The group sees this as not only a way for him to lead by example to meet the global challenges of food security, climate change, and energy independence, but to show how organic gardens improve individual health and ease the rising cost of food, just as they had done during WWI and WWII.
As those involved in the Eat the View campaign point out, it's not only the downturn in the economy that has led to this new "Victory Garden" movement. It comes from a renewed call for eating locally grown produce that has led this new movement over the past few years. It's only in the past year that it has gained momentum due to the current challenges Americans face in making ends meet.
Examples of this renewed interest in Victory Gardens can be found all across the nation. One of the most well known is the Victory Garden pilot project in San Francisco. Funded by the City of San Francisco, the project aims to turn backyards, rooftops, and unused land into organic gardens/city farms. For them, victory has been redefined to mean urban sustainability, with victory seen as growing food for increased local food security and reducing food miles.
Last summer, Slow Food Nation, worked in collaboration with Victory Gardens 2008+ to plant a Victory Garden at San Francisco City Hall for Slow Food Nation. As stated on its web site, the group believes it has "heralded the era of self-sufficiency by creating an edible garden in the heart of San Francisco's Civic Center. Planted on the same site as the post-World War II gardens 60 years ago, the Slow Food Nation Victory Garden demonstrated the potential of a truly local agriculture practice, uniting and promoting Bay Area urban gardening organizations and producing fresh, healthy food for those in need."
As part of this, in November 2008, they donated over 1,000 pounds of fresh produce to those in need through a partnership with the San Francisco Food Bank.

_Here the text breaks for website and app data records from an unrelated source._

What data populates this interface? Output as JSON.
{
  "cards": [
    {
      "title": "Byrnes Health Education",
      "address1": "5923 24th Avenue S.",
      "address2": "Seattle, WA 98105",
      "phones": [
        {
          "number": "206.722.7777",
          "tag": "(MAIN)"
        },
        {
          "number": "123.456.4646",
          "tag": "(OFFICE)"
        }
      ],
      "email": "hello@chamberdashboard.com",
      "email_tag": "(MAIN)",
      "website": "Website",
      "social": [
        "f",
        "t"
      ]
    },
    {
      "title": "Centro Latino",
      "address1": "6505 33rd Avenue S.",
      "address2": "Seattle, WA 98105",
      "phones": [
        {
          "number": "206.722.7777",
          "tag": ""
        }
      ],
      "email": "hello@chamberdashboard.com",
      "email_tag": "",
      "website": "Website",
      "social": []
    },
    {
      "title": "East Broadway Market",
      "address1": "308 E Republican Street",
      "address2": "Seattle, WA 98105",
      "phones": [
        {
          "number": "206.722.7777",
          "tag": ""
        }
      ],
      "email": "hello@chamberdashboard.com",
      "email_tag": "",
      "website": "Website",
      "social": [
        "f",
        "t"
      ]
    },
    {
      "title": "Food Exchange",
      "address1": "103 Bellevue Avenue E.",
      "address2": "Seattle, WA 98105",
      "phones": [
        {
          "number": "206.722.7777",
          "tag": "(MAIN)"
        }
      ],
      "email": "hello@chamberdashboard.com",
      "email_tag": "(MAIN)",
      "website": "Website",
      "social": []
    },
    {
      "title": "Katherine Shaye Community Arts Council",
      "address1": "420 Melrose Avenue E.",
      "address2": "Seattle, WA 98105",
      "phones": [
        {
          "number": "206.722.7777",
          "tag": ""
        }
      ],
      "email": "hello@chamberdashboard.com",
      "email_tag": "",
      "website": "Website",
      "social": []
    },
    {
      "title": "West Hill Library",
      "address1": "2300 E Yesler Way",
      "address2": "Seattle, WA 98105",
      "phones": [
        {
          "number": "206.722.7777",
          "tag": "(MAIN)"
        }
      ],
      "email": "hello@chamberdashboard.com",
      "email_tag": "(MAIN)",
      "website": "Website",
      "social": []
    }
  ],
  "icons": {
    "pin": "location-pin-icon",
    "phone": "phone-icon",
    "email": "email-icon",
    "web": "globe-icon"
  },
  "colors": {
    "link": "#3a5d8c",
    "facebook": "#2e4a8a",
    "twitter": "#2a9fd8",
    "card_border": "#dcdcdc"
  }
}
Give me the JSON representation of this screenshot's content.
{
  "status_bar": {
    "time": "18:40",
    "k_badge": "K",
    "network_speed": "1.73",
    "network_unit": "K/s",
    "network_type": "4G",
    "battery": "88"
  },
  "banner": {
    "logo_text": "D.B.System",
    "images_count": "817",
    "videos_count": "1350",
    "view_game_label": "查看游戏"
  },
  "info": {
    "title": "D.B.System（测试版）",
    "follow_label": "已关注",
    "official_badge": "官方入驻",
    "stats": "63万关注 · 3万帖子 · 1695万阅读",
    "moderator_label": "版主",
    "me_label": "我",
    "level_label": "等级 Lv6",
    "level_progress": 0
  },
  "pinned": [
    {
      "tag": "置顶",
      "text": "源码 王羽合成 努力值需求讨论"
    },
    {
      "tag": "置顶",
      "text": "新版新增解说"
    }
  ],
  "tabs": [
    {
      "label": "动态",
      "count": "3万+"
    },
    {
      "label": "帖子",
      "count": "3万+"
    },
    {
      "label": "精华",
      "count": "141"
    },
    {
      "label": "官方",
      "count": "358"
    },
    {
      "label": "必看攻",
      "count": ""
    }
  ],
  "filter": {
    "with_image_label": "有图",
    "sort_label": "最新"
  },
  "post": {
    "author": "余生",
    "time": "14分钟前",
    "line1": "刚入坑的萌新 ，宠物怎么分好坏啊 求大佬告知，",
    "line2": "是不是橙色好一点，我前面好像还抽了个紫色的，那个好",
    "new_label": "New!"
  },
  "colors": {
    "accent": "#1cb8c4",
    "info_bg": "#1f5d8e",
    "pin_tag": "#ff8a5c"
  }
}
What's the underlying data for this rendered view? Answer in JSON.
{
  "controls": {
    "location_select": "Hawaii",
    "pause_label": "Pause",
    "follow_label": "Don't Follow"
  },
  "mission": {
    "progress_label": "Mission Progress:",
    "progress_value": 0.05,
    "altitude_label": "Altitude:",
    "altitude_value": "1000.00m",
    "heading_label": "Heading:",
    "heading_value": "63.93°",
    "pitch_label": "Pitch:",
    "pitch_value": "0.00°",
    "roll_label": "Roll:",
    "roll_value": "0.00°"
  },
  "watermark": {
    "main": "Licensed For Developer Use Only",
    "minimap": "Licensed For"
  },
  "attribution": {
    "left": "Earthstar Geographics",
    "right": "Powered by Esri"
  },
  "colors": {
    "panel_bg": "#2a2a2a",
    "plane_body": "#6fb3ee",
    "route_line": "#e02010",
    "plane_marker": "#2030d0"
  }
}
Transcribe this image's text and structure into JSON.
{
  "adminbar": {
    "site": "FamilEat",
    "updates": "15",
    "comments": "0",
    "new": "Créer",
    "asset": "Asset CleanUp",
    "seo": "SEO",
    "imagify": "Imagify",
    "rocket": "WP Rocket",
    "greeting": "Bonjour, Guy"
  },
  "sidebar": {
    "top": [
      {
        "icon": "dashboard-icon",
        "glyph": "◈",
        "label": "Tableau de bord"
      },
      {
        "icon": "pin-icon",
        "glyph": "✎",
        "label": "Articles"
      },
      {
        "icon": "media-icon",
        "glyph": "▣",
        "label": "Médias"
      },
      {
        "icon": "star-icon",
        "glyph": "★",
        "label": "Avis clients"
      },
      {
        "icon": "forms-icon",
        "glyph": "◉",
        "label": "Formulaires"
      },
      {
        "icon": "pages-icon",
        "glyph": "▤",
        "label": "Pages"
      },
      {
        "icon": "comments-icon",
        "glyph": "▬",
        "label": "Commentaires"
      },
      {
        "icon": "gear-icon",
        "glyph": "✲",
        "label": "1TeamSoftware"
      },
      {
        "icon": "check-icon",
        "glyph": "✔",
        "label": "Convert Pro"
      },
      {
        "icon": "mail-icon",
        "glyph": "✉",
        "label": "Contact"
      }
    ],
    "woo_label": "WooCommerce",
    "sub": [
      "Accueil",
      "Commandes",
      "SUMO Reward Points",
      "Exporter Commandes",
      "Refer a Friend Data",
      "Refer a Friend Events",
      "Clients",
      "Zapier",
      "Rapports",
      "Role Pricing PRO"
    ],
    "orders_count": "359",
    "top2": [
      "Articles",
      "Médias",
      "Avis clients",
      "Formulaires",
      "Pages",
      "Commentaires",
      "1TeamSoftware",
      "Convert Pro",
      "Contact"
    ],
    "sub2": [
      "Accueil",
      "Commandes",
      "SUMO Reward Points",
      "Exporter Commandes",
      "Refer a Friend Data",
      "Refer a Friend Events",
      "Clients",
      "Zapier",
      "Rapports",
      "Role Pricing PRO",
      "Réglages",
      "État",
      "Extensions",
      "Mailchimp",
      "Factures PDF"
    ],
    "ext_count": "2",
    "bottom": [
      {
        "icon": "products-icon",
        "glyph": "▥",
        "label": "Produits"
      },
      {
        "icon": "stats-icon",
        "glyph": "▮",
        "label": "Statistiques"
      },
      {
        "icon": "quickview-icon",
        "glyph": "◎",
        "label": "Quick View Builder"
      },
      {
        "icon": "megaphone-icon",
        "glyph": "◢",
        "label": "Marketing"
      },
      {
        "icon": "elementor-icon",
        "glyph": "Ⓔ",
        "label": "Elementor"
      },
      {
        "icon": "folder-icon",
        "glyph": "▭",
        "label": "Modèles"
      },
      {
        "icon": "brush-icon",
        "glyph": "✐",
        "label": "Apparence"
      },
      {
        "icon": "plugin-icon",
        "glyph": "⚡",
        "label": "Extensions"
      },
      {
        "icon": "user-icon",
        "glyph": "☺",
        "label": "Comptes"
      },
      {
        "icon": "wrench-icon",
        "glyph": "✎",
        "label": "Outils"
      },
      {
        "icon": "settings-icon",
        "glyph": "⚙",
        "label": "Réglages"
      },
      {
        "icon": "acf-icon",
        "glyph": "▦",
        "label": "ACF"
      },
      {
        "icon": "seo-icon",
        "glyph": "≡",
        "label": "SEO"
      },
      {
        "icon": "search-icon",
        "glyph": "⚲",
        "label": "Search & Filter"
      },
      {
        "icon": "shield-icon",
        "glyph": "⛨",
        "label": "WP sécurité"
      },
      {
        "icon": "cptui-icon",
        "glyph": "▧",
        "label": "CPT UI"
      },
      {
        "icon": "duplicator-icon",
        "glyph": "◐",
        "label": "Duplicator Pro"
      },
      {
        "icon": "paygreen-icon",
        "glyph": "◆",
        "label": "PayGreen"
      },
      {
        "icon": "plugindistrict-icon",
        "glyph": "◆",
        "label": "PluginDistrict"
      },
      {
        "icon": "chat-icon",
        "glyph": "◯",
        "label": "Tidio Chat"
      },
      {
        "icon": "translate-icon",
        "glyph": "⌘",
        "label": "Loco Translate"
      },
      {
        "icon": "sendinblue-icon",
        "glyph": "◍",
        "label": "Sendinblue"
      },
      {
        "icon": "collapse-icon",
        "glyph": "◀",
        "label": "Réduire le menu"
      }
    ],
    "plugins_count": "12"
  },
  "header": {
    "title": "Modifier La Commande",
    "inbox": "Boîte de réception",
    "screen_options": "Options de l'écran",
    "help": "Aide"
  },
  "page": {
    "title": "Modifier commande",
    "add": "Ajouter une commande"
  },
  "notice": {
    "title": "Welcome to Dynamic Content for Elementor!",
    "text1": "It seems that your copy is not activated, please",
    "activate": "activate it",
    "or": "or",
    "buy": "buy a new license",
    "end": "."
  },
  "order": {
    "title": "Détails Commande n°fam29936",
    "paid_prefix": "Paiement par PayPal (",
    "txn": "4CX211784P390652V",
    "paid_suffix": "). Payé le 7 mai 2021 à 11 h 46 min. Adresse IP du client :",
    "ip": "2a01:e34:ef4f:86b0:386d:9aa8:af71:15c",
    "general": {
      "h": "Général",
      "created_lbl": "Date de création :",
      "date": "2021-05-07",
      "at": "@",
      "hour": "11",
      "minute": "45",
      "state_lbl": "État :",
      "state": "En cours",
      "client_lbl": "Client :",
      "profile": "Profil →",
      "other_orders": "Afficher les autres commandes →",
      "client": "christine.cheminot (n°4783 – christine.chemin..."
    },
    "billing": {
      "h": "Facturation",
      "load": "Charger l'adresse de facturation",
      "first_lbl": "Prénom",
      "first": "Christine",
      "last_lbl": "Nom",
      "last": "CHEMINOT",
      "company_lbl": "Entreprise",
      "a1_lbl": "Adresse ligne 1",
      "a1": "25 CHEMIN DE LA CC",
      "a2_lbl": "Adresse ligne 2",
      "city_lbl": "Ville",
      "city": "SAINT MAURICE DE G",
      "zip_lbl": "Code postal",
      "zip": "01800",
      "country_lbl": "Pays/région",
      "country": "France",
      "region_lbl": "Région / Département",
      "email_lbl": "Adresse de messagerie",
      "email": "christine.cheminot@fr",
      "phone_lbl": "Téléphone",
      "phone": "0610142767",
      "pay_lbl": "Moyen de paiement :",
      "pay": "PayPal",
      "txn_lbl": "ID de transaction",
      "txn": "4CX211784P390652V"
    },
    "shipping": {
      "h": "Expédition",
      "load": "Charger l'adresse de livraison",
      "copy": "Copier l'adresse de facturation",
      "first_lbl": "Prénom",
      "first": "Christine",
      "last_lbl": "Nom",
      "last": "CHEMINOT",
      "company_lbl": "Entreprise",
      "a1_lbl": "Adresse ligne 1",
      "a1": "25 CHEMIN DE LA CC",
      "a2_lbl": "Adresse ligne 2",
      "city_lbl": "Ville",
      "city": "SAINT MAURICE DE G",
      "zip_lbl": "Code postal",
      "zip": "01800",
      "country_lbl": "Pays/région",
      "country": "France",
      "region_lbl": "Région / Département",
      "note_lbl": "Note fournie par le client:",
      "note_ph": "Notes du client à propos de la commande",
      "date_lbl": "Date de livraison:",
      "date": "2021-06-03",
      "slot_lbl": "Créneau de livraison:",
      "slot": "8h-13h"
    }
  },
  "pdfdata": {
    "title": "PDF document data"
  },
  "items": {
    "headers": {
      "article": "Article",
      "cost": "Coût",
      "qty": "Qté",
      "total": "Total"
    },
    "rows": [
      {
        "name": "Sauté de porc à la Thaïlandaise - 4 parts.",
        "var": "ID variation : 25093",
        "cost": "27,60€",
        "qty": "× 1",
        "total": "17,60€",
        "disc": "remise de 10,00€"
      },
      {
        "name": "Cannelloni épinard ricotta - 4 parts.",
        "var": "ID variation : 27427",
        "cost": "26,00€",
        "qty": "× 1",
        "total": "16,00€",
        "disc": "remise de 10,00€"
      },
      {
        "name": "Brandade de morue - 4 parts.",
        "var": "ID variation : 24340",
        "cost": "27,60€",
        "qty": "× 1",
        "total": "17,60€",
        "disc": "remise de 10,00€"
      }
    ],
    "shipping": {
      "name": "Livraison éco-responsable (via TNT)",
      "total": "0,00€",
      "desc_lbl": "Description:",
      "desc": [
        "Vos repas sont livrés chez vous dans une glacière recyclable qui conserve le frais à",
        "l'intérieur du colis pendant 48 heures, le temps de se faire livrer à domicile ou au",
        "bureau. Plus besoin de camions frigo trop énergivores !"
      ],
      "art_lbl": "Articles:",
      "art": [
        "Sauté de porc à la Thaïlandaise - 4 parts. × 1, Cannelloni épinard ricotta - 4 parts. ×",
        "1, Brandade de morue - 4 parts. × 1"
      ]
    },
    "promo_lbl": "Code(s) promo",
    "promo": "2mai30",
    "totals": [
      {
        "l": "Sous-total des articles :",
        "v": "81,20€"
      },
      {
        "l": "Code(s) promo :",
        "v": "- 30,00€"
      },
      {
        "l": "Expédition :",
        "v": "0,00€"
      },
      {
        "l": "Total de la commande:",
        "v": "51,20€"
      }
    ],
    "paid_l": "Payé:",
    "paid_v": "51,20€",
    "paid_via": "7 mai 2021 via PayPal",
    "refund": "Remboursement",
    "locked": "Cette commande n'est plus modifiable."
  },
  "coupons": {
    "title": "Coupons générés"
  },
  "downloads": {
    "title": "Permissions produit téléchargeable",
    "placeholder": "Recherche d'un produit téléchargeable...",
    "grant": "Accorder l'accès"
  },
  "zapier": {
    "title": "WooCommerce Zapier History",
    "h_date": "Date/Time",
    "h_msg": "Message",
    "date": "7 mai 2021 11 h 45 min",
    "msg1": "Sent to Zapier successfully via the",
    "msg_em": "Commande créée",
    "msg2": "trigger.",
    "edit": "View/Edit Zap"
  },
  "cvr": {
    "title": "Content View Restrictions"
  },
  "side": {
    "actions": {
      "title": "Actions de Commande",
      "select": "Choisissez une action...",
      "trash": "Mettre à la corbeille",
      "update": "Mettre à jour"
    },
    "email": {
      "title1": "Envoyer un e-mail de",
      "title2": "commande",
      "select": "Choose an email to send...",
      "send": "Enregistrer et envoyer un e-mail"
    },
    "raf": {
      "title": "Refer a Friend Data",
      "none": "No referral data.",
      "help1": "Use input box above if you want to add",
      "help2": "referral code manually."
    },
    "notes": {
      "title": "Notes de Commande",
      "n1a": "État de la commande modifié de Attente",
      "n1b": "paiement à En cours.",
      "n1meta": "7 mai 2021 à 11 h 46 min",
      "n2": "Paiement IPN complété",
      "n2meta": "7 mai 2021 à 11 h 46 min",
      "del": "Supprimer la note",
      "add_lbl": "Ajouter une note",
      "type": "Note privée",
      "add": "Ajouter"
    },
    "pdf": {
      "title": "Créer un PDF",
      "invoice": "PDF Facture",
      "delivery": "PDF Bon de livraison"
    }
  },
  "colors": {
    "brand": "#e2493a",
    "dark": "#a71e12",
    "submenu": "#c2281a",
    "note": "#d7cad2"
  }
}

Their work and efforts is something that I believe we should all aspire to achieve because it is possible and it is necessary.
***UPDATE, during the week of March 16, First Lady Michelle Obama broke ground on an organic garden at the White House!
( Originally published on Care2.com http://www.care2.com/causes/environment/blog/americans-are-increasingly-planting-recession-gardens/ )